Early in the book Best challenges you to think about what has motivated you to adopt a toddler. Is it because the wait time for a toddler is shorter than that of an infant? Is it because there are no infants available for adoption in the country that you are adopting from? Is it because you think that a toddler will not keep you awake at night like an infant will? It is because you think that a toddler will already be toilet trained and more independent? She points out that those are all poor reasons for wanting to adopt a toddler. A toddler is just as capable as an infant is at keeping you awake at night and they may not be toilet trained. You should adopt a toddler because you truly love that stage of development and have the resources to meet the emotional needs that a toddler will have.
Here are some notes from the book:

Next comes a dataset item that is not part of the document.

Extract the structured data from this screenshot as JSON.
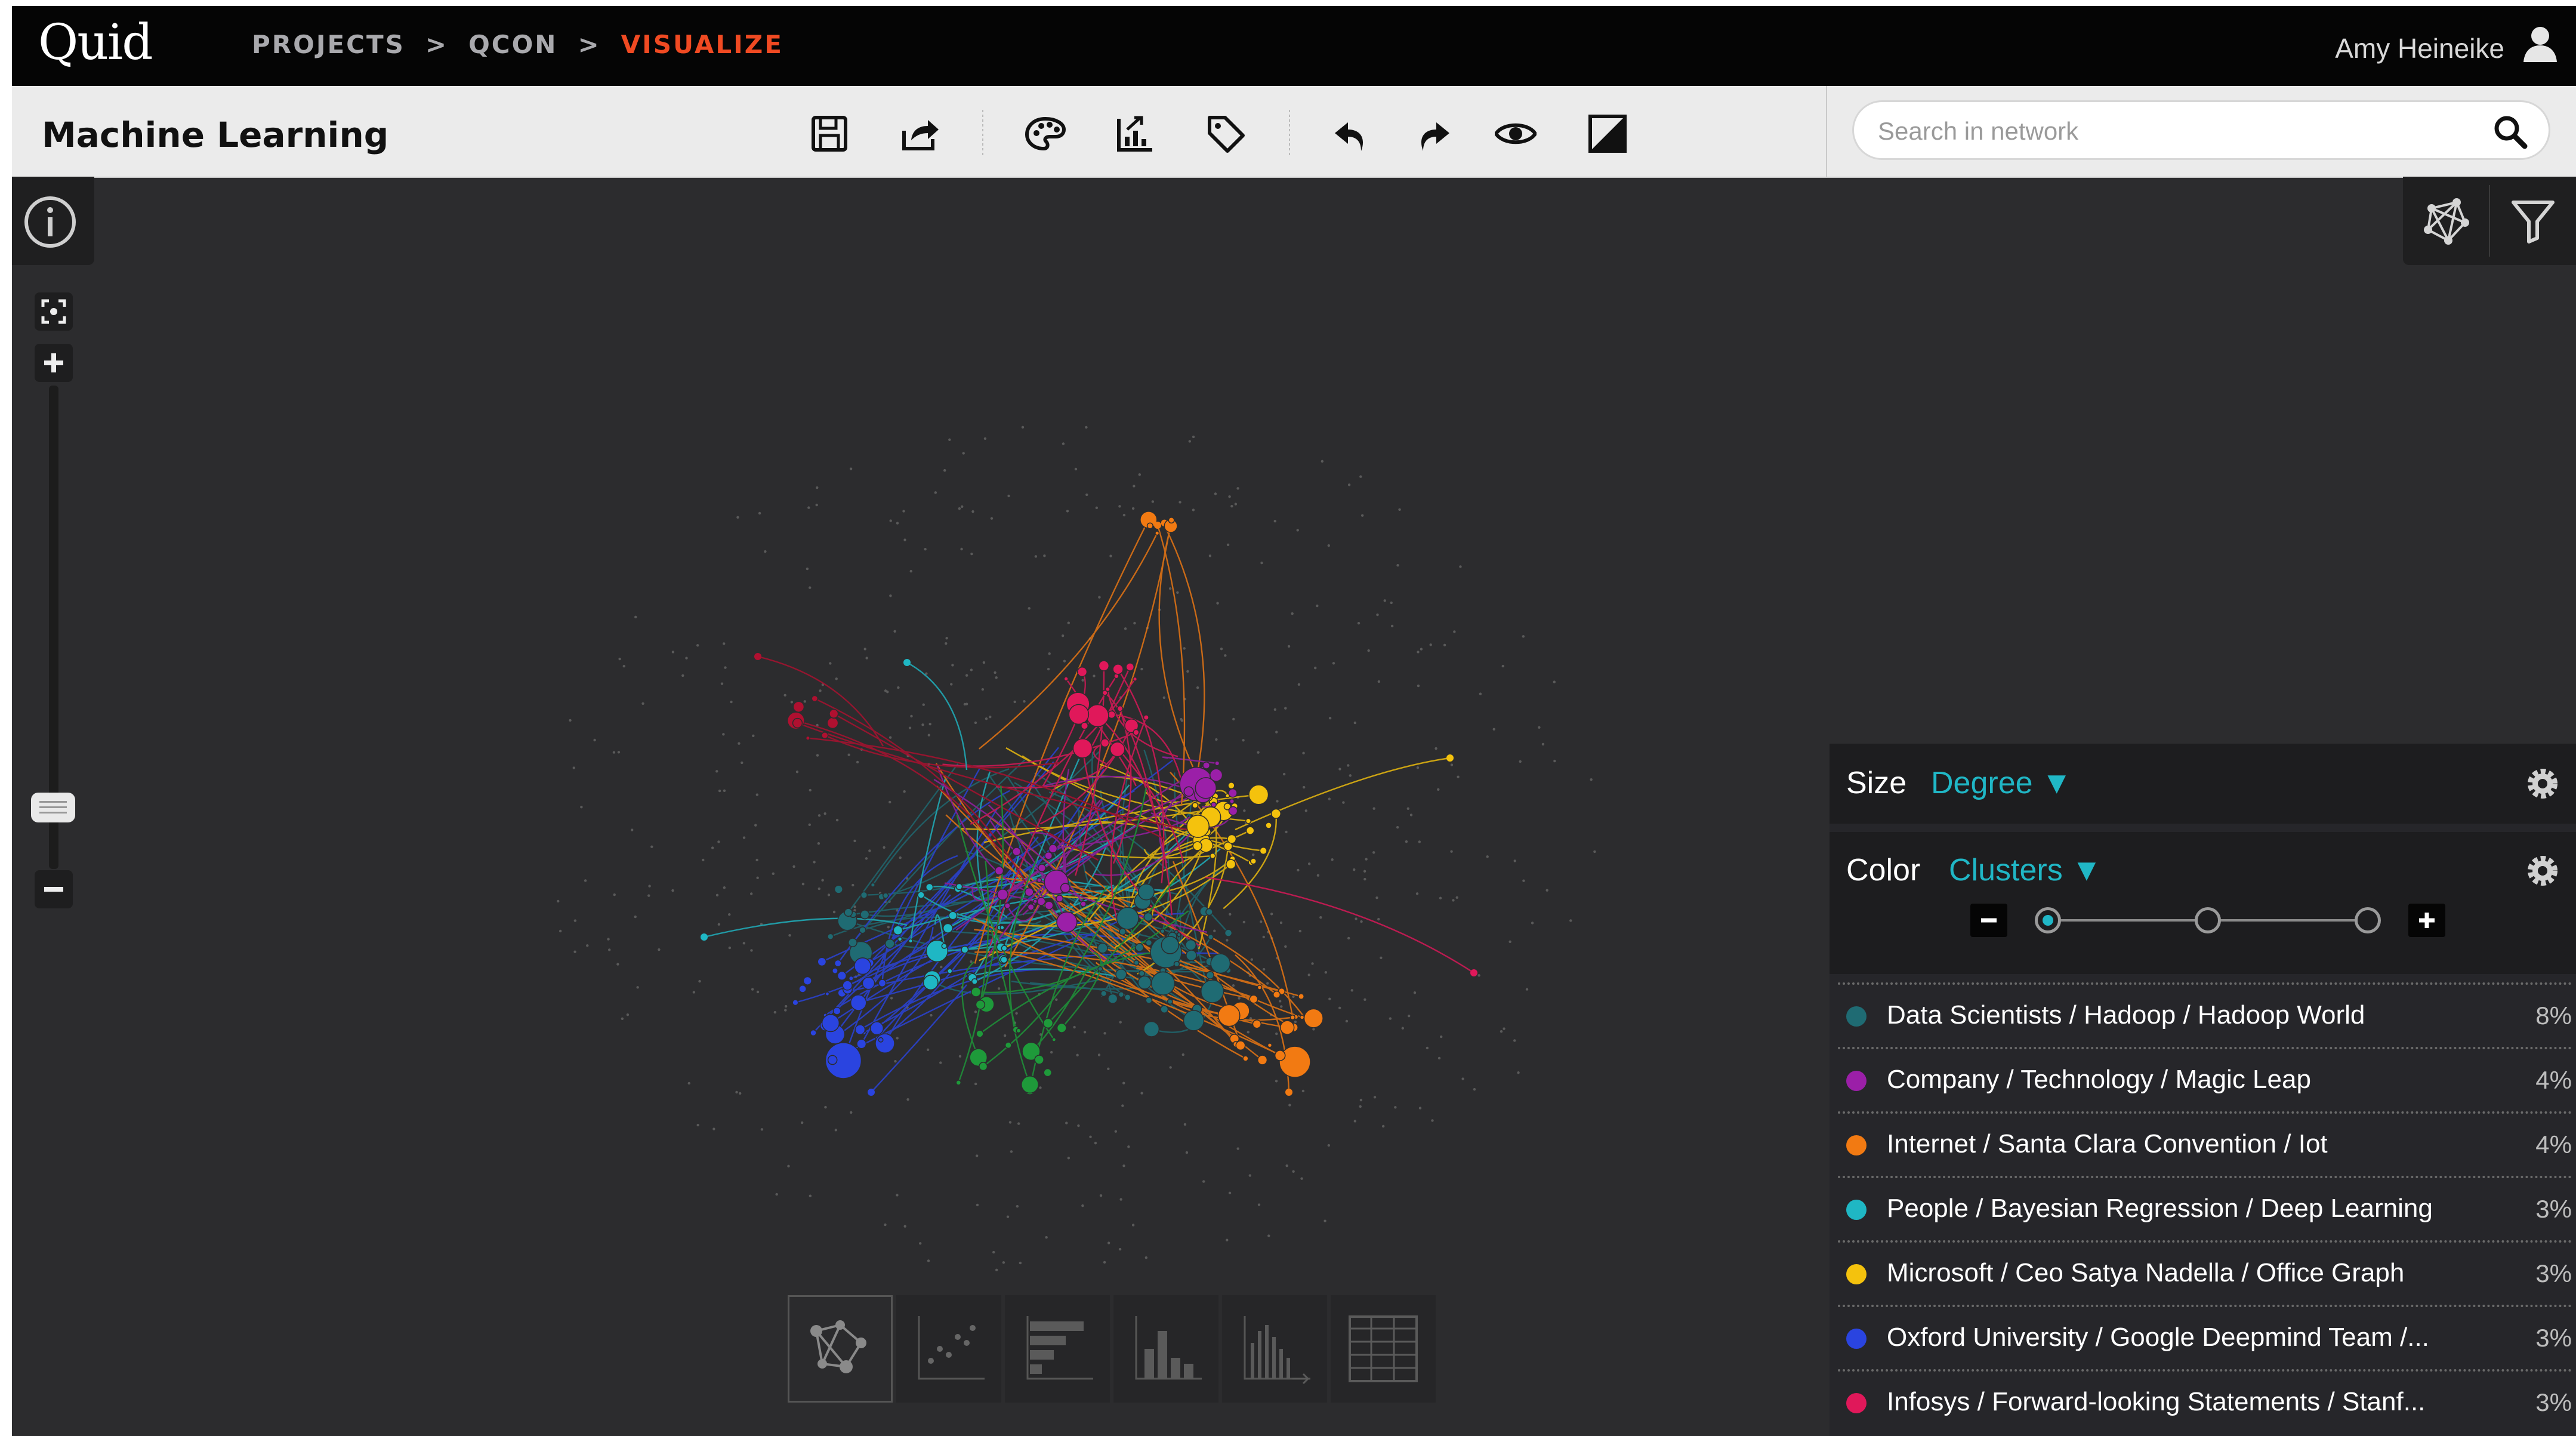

- Children who have been severely neglected learn at an early age to count on no one but themselves.
- Children can become attached very strongly to a caregiver - even one who provides a poor quality of care. If a child is not adequately prepared an gradually transitioned to their new adoptive parents, the parents are more likely to be viewed as the enemy rather than potential love objects. Prospective parents need to consider whether their hearts can handle unreciprocated love. Many adopted toddlers are anything but happy, sometimes for months and months.

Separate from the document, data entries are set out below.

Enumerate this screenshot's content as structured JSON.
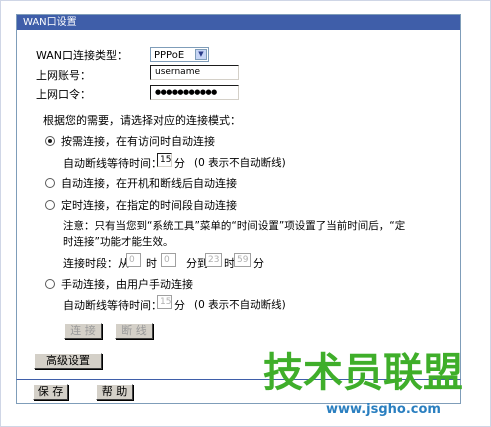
{
  "panel": {
    "title": "WAN口设置"
  },
  "connection_type": {
    "label": "WAN口连接类型：",
    "value": "PPPoE"
  },
  "account": {
    "label": "上网账号：",
    "value": "username"
  },
  "password": {
    "label": "上网口令：",
    "value": "●●●●●●●●●●●"
  },
  "mode_prompt": "根据您的需要，请选择对应的连接模式：",
  "mode_on_demand": {
    "label": "按需连接，在有访问时自动连接",
    "wait_label": "自动断线等待时间：",
    "wait_value": "15",
    "wait_unit": "分",
    "wait_hint": "(0 表示不自动断线)",
    "checked": true
  },
  "mode_auto": {
    "label": "自动连接，在开机和断线后自动连接",
    "checked": false
  },
  "mode_timed": {
    "label": "定时连接，在指定的时间段自动连接",
    "note_line1": "注意：只有当您到“系统工具”菜单的“时间设置”项设置了当前时间后，“定",
    "note_line2": "时连接”功能才能生效。",
    "period_label": "连接时段：从",
    "from_hour": "0",
    "hour_unit": "时",
    "from_minute": "0",
    "to_label": "分到",
    "to_hour": "23",
    "to_minute": "59",
    "minute_unit": "分",
    "checked": false
  },
  "mode_manual": {
    "label": "手动连接，由用户手动连接",
    "wait_label": "自动断线等待时间：",
    "wait_value": "15",
    "wait_unit": "分",
    "wait_hint": "(0 表示不自动断线)",
    "checked": false
  },
  "buttons": {
    "connect": "连 接",
    "disconnect": "断 线",
    "advanced": "高级设置",
    "save": "保 存",
    "help": "帮 助"
  },
  "watermark": {
    "brand": "技术员联盟",
    "url": "www.jsgho.com"
  },
  "colors": {
    "title_bar": "#3f5ea9",
    "border": "#7f9db9",
    "watermark_green": "#3fae2a",
    "watermark_blue": "#2a7fc0"
  }
}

- Adopted toddlers may little or no experience making decisions or playing. Some may become alarmed at the presence of their new dad because they have never had a male caregiver before.
- When your child asks why their birth mother could not raise them, it is important to discuss er inability to care for ANY child, not just them. (I don't how this applies in cases where the birth mom has older children at home, but chose to part with her toddler.)
- It may unnecessary to limit a newly adopted toddler's interaction with other adults until he becomes attached to his new family.
- Some parents reported that their adopted toddler formed a bond with the family pet long before they became comfortable with signs of affection from their family members. (This makes me wonder if having a pet speeds up the attachment process.)
- Adopted toddlers may have no sense of ownership. They may not have ever experienced having their own clothes, toys, or bed.
- Children adopted before the age of two display similar mental health as birth children during the teen years.
- Toddlers who have experienced hunger may be fearful of experiencing it again. They may try to hoard food in their room. It may be comforting for them to keep a small stash of nonperishable food in their room.
- Having a routine is comforting for children. They are reassured by knowing what is expected of them and by counting on their parents to respond in predicable ways.
- Many toddlers can be overwhelmed by their new home. Even having an over abundance of toys can over stimulate them. Parents can eliminate a number of behavior problems by simplifying the child's environment.
- A portion of the book is devoted to discipline methods. The author discourages the use of spanking and time-outs in children who are not firmly attached to their parents.
- Adoptive parents may experience feelings similar to what is felt in post-partum depression. This is called post-adoption stress. Many adults have a hard time adjusting to the life style changes that parenting brings about. Parents may feel disappointed or stressed over the physical appearance or behavior of their toddler upon meeting them for the first time.
- The author discusses different types of therapy that might be beneficial and gives advice on choosing a therapist.